# [Instructions to follow]
Reproduction without pictures: print every entry precisely as written.

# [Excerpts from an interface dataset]
============================================================
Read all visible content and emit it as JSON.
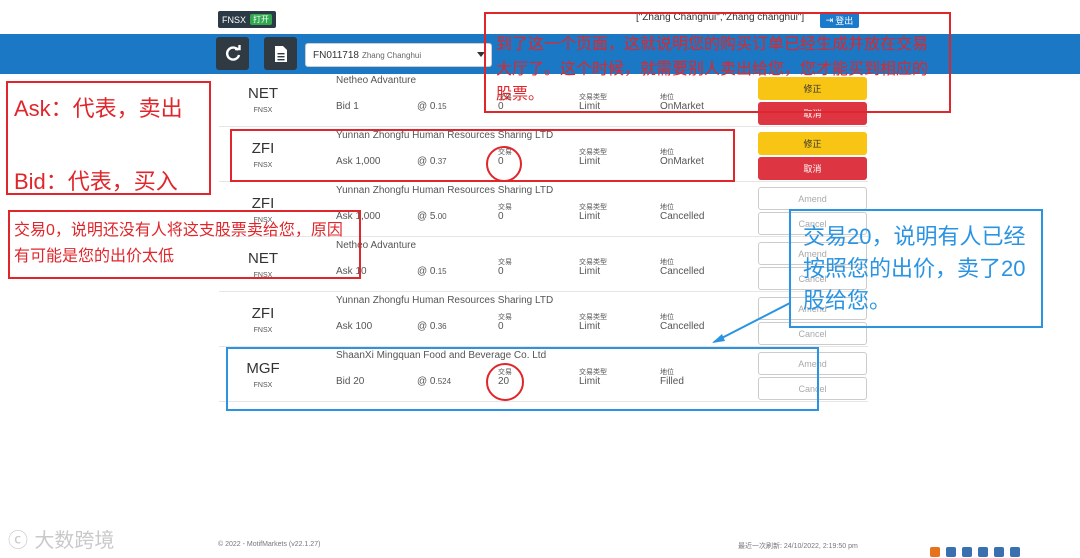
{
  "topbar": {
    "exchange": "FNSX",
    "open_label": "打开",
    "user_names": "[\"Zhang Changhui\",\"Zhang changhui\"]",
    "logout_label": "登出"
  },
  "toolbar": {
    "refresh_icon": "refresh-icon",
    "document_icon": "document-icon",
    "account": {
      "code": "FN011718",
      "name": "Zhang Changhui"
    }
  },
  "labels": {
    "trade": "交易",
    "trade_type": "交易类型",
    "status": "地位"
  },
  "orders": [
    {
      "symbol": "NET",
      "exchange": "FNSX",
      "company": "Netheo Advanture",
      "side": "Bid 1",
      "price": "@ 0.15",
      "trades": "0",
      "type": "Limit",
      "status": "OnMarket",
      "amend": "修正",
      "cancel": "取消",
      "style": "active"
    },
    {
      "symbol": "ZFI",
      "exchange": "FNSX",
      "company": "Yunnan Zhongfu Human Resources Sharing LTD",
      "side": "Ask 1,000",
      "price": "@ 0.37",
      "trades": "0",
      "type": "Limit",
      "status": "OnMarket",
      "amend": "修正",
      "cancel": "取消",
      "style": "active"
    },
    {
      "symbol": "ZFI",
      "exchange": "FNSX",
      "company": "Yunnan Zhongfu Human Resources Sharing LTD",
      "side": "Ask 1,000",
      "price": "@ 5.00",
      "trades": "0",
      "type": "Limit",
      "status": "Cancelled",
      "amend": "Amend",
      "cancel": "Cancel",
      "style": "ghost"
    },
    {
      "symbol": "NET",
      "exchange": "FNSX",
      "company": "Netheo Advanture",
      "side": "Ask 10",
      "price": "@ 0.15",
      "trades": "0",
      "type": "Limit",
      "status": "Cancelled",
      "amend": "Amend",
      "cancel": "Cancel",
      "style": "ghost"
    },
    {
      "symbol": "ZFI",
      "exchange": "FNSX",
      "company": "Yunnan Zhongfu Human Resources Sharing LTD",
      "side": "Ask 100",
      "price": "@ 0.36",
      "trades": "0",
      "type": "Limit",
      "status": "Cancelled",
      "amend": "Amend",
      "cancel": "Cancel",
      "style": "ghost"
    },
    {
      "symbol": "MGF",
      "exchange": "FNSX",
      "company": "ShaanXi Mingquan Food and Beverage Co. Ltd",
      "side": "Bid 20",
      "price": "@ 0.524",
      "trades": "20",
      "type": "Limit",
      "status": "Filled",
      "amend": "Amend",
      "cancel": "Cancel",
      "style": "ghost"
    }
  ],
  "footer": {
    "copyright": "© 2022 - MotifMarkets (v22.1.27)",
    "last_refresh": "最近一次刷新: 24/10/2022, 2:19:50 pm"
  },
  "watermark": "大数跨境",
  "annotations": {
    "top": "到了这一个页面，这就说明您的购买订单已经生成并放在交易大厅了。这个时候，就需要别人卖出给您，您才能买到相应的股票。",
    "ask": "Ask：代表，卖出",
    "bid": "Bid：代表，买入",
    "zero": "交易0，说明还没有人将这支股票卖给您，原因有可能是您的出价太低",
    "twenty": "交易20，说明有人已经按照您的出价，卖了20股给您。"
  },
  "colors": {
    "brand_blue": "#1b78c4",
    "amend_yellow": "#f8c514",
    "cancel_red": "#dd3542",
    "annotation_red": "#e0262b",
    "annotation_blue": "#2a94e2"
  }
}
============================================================
# [Result of the exercise]
Read all visible content and emit it as JSON.
{
  "topbar": {
    "exchange": "FNSX",
    "open_label": "打开",
    "user_names": "[\"Zhang Changhui\",\"Zhang changhui\"]",
    "logout_label": "登出"
  },
  "toolbar": {
    "refresh_icon": "refresh-icon",
    "document_icon": "document-icon",
    "account": {
      "code": "FN011718",
      "name": "Zhang Changhui"
    }
  },
  "labels": {
    "trade": "交易",
    "trade_type": "交易类型",
    "status": "地位"
  },
  "orders": [
    {
      "symbol": "NET",
      "exchange": "FNSX",
      "company": "Netheo Advanture",
      "side": "Bid 1",
      "price": "@ 0.15",
      "trades": "0",
      "type": "Limit",
      "status": "OnMarket",
      "amend": "修正",
      "cancel": "取消",
      "style": "active"
    },
    {
      "symbol": "ZFI",
      "exchange": "FNSX",
      "company": "Yunnan Zhongfu Human Resources Sharing LTD",
      "side": "Ask 1,000",
      "price": "@ 0.37",
      "trades": "0",
      "type": "Limit",
      "status": "OnMarket",
      "amend": "修正",
      "cancel": "取消",
      "style": "active"
    },
    {
      "symbol": "ZFI",
      "exchange": "FNSX",
      "company": "Yunnan Zhongfu Human Resources Sharing LTD",
      "side": "Ask 1,000",
      "price": "@ 5.00",
      "trades": "0",
      "type": "Limit",
      "status": "Cancelled",
      "amend": "Amend",
      "cancel": "Cancel",
      "style": "ghost"
    },
    {
      "symbol": "NET",
      "exchange": "FNSX",
      "company": "Netheo Advanture",
      "side": "Ask 10",
      "price": "@ 0.15",
      "trades": "0",
      "type": "Limit",
      "status": "Cancelled",
      "amend": "Amend",
      "cancel": "Cancel",
      "style": "ghost"
    },
    {
      "symbol": "ZFI",
      "exchange": "FNSX",
      "company": "Yunnan Zhongfu Human Resources Sharing LTD",
      "side": "Ask 100",
      "price": "@ 0.36",
      "trades": "0",
      "type": "Limit",
      "status": "Cancelled",
      "amend": "Amend",
      "cancel": "Cancel",
      "style": "ghost"
    },
    {
      "symbol": "MGF",
      "exchange": "FNSX",
      "company": "ShaanXi Mingquan Food and Beverage Co. Ltd",
      "side": "Bid 20",
      "price": "@ 0.524",
      "trades": "20",
      "type": "Limit",
      "status": "Filled",
      "amend": "Amend",
      "cancel": "Cancel",
      "style": "ghost"
    }
  ],
  "footer": {
    "copyright": "© 2022 - MotifMarkets (v22.1.27)",
    "last_refresh": "最近一次刷新: 24/10/2022, 2:19:50 pm"
  },
  "watermark": "大数跨境",
  "annotations": {
    "top": "到了这一个页面，这就说明您的购买订单已经生成并放在交易大厅了。这个时候，就需要别人卖出给您，您才能买到相应的股票。",
    "ask": "Ask：代表，卖出",
    "bid": "Bid：代表，买入",
    "zero": "交易0，说明还没有人将这支股票卖给您，原因有可能是您的出价太低",
    "twenty": "交易20，说明有人已经按照您的出价，卖了20股给您。"
  },
  "colors": {
    "brand_blue": "#1b78c4",
    "amend_yellow": "#f8c514",
    "cancel_red": "#dd3542",
    "annotation_red": "#e0262b",
    "annotation_blue": "#2a94e2"
  }
}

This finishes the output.